Fund raising is tough. I expected the training to be the most difficult part of my preparations but pestering my friends and family for cold, hard cash has given me more sleepless nights than my ankles ever will. Strangers? No problem: I'll happily shake a bucket at anyone I don't know. But when it comes to haranguing people that I talk to every day, it suddenly feels a little more complicated.
I've also had to deal with the inevitable question: "If you are so concerned about the charity why are you bothering to climb Kilimanjaro in the first place? Why don't you just give all the money that the expedition and the equipment is costing you directly to UNICEF?" This is, I have to admit, a perfectly valid question.
The truth is, I'm taking on this challenge to change my life - to shake myself out of the unhealthy rut that I've found myself in. I figured that if I was really lucky I might inspire someone else to do the same. When Joe initially suggested the idea of climbing Kilimanjaro the charity aspect didn't really register with me at all. I honestly had no idea that a Comic Relief expedition was on the cards and I didn't twig that this was the sort of thing that people did for charities in the first place. On reflection it makes perfect sense: this is a little more difficult than sitting in a bath of baked beans and people give money to nutters who do that all the time, no questions asked. The last time I checked no one has ever died from sitting in a bath of beans.
When I finally realised that my efforts could potentially benefit people other than myself I immediately decided to support a charity that helped children. UNICEF was the natural choice because they do incredible work in both the UK and Tanzania, the country in which I plan to push myself to the limit. Thankfully, there's never been any pressure on us to raise a minimum amount of aid because we are paying the expedition costs ourselves, but it's been playing on my mind ever since we set our initial target, which in retrospect looks quite modest and yet occasionally seems impossible.

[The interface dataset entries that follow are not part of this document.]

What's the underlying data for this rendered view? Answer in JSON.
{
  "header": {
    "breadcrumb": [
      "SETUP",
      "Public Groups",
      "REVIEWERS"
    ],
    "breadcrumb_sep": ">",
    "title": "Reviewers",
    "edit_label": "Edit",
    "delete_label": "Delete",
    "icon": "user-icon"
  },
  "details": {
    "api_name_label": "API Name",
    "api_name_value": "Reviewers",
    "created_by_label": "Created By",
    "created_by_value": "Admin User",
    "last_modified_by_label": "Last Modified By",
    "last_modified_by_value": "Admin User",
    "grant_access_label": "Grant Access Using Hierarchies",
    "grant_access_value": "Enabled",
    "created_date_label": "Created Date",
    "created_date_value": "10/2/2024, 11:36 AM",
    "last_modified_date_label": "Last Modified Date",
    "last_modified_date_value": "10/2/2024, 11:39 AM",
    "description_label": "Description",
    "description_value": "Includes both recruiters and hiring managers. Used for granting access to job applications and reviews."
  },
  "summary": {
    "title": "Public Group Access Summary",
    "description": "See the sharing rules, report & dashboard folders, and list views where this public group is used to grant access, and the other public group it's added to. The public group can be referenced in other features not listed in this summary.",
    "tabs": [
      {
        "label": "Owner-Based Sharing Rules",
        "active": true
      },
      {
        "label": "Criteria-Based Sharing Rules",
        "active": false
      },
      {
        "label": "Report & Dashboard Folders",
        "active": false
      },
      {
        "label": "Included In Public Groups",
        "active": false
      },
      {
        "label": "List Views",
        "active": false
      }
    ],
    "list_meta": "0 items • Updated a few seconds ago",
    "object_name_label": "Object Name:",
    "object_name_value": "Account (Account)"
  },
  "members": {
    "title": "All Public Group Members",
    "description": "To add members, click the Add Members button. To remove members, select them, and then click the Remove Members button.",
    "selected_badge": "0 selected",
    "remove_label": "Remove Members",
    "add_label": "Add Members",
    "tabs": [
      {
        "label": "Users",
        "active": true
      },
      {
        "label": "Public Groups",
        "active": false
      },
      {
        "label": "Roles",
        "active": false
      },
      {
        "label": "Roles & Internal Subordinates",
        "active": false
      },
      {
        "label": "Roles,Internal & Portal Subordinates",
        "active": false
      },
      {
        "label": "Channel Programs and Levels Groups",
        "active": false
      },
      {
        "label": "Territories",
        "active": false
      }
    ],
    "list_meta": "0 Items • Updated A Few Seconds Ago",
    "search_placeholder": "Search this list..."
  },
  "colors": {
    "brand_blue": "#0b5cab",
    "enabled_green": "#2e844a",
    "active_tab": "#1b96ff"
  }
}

It should be easy to ask you lot for money - UNICEF is a fantastic charity after all, and the more I learn about the work they do, the more desperate I am to do my best for them. Unfortunately, this invariably leads to feelings of frustration and self-doubt: am I really doing enough? Has Cheryl Cole turned public opinion against me? Did the lack of a hospitalised Chris Moyles lower the bar? Are people suffering from Kili-flavoured compassion-fatigue? Should I just chill out about the whole thing or should I get evangelical on everyone's ass? How can I possibly ask people for money in the middle of a recession? Am I beginning to bore the pants off everyone I speak to? Am I turning into a clipboard welding freak that you have to side-step in the street? Isn't climbing the mountain enough?
Worst of all, If a friend doesn't donate any money does that mean they secretly hate me and/or assume that I will fail? It's a tricky call...
I know that a few people still don't have a clue about what's involved; it's as if I'm asking them to sponsor me to take a nice relaxing holiday. At least two people I know were under the impression that I'd climbed the mountain several weeks ago - over a long weekend, no doubt! Another believes that once we reach the summit we all come down in a big helicopter. A couple have suggested that I should give the money back if I don't summit but I'm not sure if they are being entirely serious or not. Would it help if I offered to climb the mountain covered from head to toe in baked beans?
I've still got plenty of fund raising activities planned: a Dr Who Charity Auction (god willing), a sponsored Tea and Scones Event on the peak of Roseberry Topping in May, another local paper are going to run a story about our climb next month, and I will be appearing on a local BBC Radio show just before I leave. I'm also receiving support from other websites who are doing their best to drum up support for me. I would like to single-out the brilliant Radio Free Skaro and Cathode Ray Tube in particular. Thanks lads.
One thing I'm certain of: when the going gets tough up there on the mountain (and believe me, it will get tough) the one thing that will keep me going will be the thought of all the people who have donated their hard earned money to show their support for me. And for that I'd like to thank you in advance.